Essays offered in competition for these prizes may be on any subject approved by the Chairman of the Committee on Bowdoin Prizes. Theses that form part of the regular work in an elective course may be offered in competition, with the consent of the instructor in the course, or, subject to such consent, may be rewritten for the prize competition.

Three prizes of $200 each for all other resident students are offered for essays of high literary merit belonging to a special field of learning. For the present year a prize will be offered in each of the following groups: IV, English, Fine Arts, and Music; V, History, Government, Economics, and Business Administration; VI, Philosophy and Education.

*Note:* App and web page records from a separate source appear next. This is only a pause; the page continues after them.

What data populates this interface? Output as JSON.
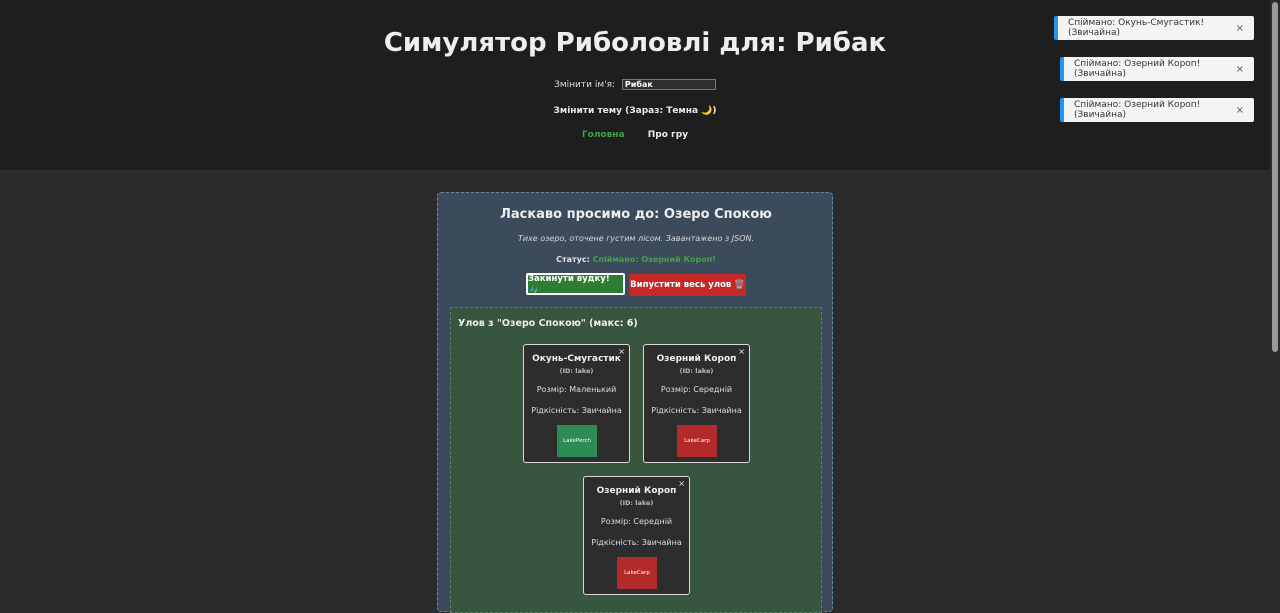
{
  "header": {
    "title": "Симулятор Риболовлі для: Рибак",
    "name_label": "Змінити ім'я:",
    "name_value": "Рибак",
    "theme_button": "Змінити тему (Зараз: Темна 🌙)",
    "nav": [
      {
        "label": "Головна",
        "active": true
      },
      {
        "label": "Про гру",
        "active": false
      }
    ]
  },
  "toasts": [
    {
      "text": "Спіймано: Окунь-Смугастик! (Звичайна)",
      "close": "×"
    },
    {
      "text": "Спіймано: Озерний Короп! (Звичайна)",
      "close": "×"
    },
    {
      "text": "Спіймано: Озерний Короп! (Звичайна)",
      "close": "×"
    }
  ],
  "location": {
    "title": "Ласкаво просимо до: Озеро Спокою",
    "description": "Тихе озеро, оточене густим лісом. Завантажено з JSON.",
    "status_label": "Статус:",
    "status_value": "Спіймано: Озерний Короп!",
    "cast_button": "Закинути вудку! 🎣",
    "release_button": "Випустити весь улов 🗑️"
  },
  "catch": {
    "title": "Улов з \"Озеро Спокою\" (макс: 6)",
    "fish": [
      {
        "name": "Окунь-Смугастик",
        "id": "(ID: lake)",
        "size": "Розмір: Маленький",
        "rarity": "Рідкісність: Звичайна",
        "image_label": "LakePerch",
        "image_color": "#2e8b57",
        "close": "×"
      },
      {
        "name": "Озерний Короп",
        "id": "(ID: lake)",
        "size": "Розмір: Середній",
        "rarity": "Рідкісність: Звичайна",
        "image_label": "LakeCarp",
        "image_color": "#b22a2a",
        "close": "×"
      },
      {
        "name": "Озерний Короп",
        "id": "(ID: lake)",
        "size": "Розмір: Середній",
        "rarity": "Рідкісність: Звичайна",
        "image_label": "LakeCarp",
        "image_color": "#b22a2a",
        "close": "×"
      }
    ]
  },
  "colors": {
    "accent_green": "#43a047",
    "toast_border": "#2196f3",
    "danger": "#c62828"
  }
}
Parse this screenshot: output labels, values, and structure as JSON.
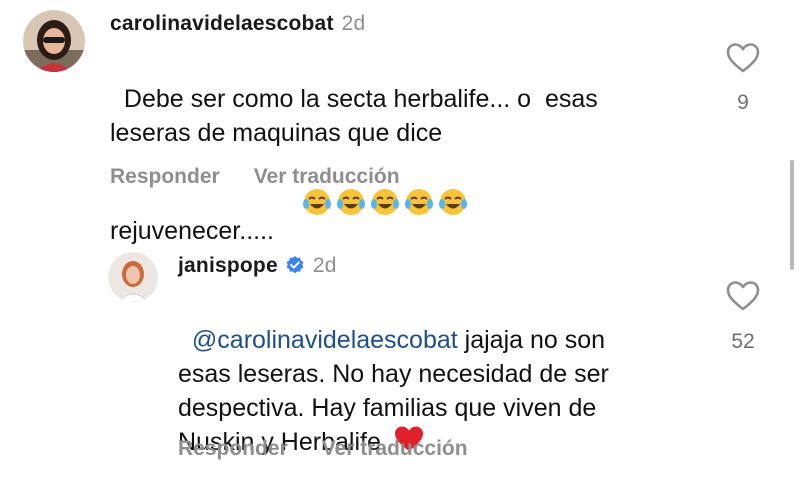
{
  "comments": [
    {
      "username": "carolinavidelaescobat",
      "time": "2d",
      "text": "Debe ser como la secta herbalife... o  esas\nleseras de maquinas que dice\nrejuvenecer.....",
      "emojis": [
        "face-with-tears-of-joy",
        "face-with-tears-of-joy",
        "face-with-tears-of-joy",
        "face-with-tears-of-joy",
        "face-with-tears-of-joy"
      ],
      "likes": "9",
      "reply_label": "Responder",
      "translate_label": "Ver traducción"
    },
    {
      "username": "janispope",
      "time": "2d",
      "verified": true,
      "mention": "@carolinavidelaescobat",
      "text": " jajaja no son\nesas leseras. No hay necesidad de ser\ndespectiva. Hay familias que viven de\nNuskin y Herbalife.",
      "trailing_emoji": "red-heart",
      "likes": "52",
      "reply_label": "Responder",
      "translate_label": "Ver traducción"
    }
  ],
  "colors": {
    "text": "#111111",
    "secondary": "#8e8e8e",
    "mention": "#1d4f8b",
    "verified": "#3b82f6",
    "heart": "#e0212c"
  },
  "icons": [
    "heart-outline-icon",
    "verified-badge-icon"
  ]
}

Competitors are at liberty to select the subjects of their essays, provided they are approved by the committee. Although an essay offered by a graduate may not contain more than 15,000 words, if desired, it may be part of a doctoral thesis.

Greek and Latin Group.

In the classical group two prizes of $50 are offered to undergraduates as specified above, one of which is for a translation in Greek and the other in Latin. The subject for the Greek of the passage in J. B. Bury's "History of Greece," Chapter 12, Section 1, beginning with "Sparta had achieved the task," and ending with "from a friend of Lacedaemon."

The prize in Latin is offered for a translation into Latin of the passage in Prescott's "Ferdinand and Isabella." Vol. II, Part II, Chapter I, beginning with "No sooner was the internal organization" and ending with "a by-word of political knavery." A prize of $100 is offered for an original essay in Greek or Latin of not less than 3000 words written by a holder of an academic degree who has been in residence for one full year within the period 1918-20.

The founder of these prizes. James Bowdoin, graduated from the University in 1745. He was a member from 1757 to 1774 of His Majesty's Council for the Province, and was active there as an opponent of the ministry. He was president of the convention which framed the Constitution of the Commonwealth in 1779 80, and was Governor of Massachusetts from 1785 to 1787. Governor Rowdoin bequeathed 400 pounds, the interest which was to be used for these prizes. In 1901 George S. Rowdoin of New York give $15.000 to be added to the practice of the formers bequest.